That’s an true understatement. Born in West Lothian, perfect over 15 miles from Edinburgh, David McDonald (the “Tennant”, impressed by the Pet Store Boys’ Neil Tennant, came later, because there was already a David McDonald within the actors’ union) told his oldsters that he wished to be an actor at the age of three, as a result of Physician Who. They tried to lead him out of it, nonetheless he watched practically every episode for years, and turned “absurdly single-minded” within the pursuit of turning into an actor. It paid off – at sixteen, he attended the Royal Scottish Academy of Music and Drama, and he landed his first foremost TV feature at 23, within the BBC Scotland drama Takin’ Over the Asylum. A a success theatre career followed, alongside ample tv work. He was perfect in Blackpool (2004) and a twinkly Casanova in Russell T Davies’s 2005 drama of the the same name, earlier than he performed the serpentine villain Barty Crouch Jr in Harry Potter and the Goblet of Fire (2005), within the year he began on Physician Who.

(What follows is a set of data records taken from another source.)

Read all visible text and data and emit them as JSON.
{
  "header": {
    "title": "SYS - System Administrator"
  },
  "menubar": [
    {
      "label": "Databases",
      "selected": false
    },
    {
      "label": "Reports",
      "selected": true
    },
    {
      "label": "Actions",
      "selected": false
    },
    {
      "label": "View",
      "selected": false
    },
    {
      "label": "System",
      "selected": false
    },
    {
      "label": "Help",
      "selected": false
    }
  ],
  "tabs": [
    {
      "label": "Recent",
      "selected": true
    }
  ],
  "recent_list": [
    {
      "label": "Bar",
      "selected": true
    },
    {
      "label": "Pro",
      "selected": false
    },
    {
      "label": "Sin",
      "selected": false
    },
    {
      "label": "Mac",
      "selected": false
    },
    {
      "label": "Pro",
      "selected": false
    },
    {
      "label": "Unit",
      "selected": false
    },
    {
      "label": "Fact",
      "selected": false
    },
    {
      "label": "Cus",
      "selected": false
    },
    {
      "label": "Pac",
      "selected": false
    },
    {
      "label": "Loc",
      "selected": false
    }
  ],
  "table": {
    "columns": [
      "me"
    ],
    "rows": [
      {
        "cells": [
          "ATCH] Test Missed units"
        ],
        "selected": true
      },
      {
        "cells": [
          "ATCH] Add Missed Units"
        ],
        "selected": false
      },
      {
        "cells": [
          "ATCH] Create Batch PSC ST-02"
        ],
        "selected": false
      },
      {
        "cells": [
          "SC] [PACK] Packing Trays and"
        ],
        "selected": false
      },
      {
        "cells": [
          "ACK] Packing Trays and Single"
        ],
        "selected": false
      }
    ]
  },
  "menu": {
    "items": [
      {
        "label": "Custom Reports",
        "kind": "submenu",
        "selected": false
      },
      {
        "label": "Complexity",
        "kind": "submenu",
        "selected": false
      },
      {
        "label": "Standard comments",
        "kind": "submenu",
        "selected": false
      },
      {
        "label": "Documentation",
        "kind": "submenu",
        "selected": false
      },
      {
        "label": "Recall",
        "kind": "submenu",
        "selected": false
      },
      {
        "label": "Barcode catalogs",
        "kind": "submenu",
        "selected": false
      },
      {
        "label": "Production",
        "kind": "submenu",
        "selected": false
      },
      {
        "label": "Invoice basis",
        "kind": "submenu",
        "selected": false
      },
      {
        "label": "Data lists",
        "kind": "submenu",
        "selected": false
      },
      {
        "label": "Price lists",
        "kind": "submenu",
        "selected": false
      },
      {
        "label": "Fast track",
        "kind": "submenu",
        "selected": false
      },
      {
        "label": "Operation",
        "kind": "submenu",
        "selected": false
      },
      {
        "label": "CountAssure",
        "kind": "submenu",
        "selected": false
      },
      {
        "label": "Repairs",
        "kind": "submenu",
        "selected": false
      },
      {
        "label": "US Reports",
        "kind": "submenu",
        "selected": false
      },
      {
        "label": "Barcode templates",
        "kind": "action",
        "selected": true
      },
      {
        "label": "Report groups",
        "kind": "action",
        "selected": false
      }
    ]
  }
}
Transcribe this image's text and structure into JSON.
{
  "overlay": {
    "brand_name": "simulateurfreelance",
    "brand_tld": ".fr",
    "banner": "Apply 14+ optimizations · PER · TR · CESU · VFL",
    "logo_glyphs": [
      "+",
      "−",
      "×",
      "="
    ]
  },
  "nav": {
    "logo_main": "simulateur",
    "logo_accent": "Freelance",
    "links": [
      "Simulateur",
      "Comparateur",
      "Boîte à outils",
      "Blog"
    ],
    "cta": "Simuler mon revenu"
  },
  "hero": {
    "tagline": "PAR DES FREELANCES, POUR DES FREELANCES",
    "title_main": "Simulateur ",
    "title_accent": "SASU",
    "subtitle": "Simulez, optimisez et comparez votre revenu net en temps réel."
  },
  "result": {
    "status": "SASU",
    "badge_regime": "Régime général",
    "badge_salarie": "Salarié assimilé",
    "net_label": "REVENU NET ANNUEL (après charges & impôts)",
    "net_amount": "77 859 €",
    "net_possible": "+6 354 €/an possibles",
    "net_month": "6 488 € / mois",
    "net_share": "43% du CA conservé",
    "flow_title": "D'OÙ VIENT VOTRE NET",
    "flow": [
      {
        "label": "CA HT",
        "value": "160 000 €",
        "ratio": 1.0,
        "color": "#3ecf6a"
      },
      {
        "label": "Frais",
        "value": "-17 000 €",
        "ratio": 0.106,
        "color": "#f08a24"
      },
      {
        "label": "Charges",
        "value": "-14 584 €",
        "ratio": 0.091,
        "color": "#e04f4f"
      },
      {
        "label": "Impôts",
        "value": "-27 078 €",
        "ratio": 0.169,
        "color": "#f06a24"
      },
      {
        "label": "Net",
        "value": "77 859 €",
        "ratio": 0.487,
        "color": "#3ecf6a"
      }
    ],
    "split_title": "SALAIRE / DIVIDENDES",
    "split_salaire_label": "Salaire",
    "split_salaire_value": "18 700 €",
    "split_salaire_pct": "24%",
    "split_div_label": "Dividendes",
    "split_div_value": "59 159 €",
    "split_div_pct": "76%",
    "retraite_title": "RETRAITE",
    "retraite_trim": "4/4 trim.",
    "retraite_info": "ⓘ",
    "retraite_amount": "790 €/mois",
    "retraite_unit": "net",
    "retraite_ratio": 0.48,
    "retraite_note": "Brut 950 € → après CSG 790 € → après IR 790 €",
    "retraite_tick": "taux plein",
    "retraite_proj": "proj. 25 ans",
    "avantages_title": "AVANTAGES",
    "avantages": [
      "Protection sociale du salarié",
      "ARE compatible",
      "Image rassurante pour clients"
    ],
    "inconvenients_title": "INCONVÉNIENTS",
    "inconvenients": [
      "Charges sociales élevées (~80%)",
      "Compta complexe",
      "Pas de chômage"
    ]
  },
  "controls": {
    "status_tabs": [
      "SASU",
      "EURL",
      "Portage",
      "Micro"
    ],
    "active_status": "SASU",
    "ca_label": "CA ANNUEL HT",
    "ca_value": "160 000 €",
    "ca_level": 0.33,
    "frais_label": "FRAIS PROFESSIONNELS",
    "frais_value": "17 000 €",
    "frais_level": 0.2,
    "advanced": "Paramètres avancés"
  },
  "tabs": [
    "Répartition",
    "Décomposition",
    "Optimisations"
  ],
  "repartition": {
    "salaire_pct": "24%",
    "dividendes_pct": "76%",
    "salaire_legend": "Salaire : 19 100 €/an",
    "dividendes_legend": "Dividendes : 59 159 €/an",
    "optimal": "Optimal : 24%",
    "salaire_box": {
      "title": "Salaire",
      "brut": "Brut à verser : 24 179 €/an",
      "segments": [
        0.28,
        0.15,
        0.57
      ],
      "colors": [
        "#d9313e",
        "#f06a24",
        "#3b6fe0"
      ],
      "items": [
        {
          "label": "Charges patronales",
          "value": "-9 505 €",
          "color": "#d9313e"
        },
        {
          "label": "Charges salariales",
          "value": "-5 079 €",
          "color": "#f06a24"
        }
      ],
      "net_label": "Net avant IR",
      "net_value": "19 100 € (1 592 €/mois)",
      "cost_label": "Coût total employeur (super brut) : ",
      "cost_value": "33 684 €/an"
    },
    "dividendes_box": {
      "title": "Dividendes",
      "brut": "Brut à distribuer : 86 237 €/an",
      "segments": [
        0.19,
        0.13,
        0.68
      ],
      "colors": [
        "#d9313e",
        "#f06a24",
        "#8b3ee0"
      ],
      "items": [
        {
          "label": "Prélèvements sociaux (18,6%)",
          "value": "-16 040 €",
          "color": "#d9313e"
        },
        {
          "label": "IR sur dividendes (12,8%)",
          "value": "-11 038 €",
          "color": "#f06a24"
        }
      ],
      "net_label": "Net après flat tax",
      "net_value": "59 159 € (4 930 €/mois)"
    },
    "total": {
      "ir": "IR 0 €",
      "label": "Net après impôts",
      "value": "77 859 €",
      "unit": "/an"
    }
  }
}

Nonetheless it was that show that set apart apart him on the diagram, and into the living rooms of millions of folks. “I was the fan first,” he says, “who then ended up having to no longer atomize the show.” Not easiest did he no longer atomize it, he transformed it, injecting a wild irreverence encourage into the franchise and topping most polls ranking all of the Doctors since the show began in 1963. (A form of Doctors was Peter Davison, to whose daughter, Georgia Moffett, Tennant is married, with Four young folks and a fifth on the capacity.) Even Terry Pratchett, about a years earlier than his death, declared Tennant “the most spirited Physician Who of ever, because he’s an actor”.
When he left in 2010, 12 million folks tuned in to secret agent him quit the reins to Matt Smith. “It’s tricky,” he says of letting the section lag, “because you’re at the centre of one thing that you just esteem, and that is loved, and it’s somewhat queer to plot finish that you just stroll off and it carries on very happily without you. As a fan, you’re overjoyed, nonetheless the selfish, human section of you thinks, ‘What, am I so disposable?’ And the answer is, ‘Certain, you are.’”
Disposable or no longer, Tennant went on to special issues. In 2013, he starred alongside Olivia Colman within the ITV detective series Broadchurch – a assassinate thriller drama that ran for 3 series and turned a phenomenon. So too did Netflix series Jessica Jones, a Surprise Comics adaptation by which Tennant performed the malignantly charming thoughts-controller Kilgrave, alongside Krysten Ritter’s eponymous enormous-heroine. Now, all signs level in opposition to Optimistic Omens continuing that pattern.
If it does, Tennant may be well-ready for the consideration – he has been a household name for a decade now. On the ground, he wears it calmly, even though he currently printed that he sought treatment within the early days of Physician Who, because fame made him feel “very inclined and in truth raw”. As someone so significant, and given his recognition as one in all the industry’s superb guys, does he feel a fixed stress now to not disappoint folks? “Route, yeah,” he shrugs. “You can moreover’t faux… You’re very conscious that you just’re reasonably extra on expose than you may well be in case you had been nameless. But at the the same time, it’s human decency. I contemplate as human beings interacting with every somewhat lots of day to day, that’s how we should always composed all be. There’s a possibility in my job – you’re sorted and cossetted in a definite capacity that can delude you into believing that you just’re basic extra well-known than you are.”
He rolls his eyes. “It’s in any appreciate times worth reminding your self that that’s very basic no longer the case.”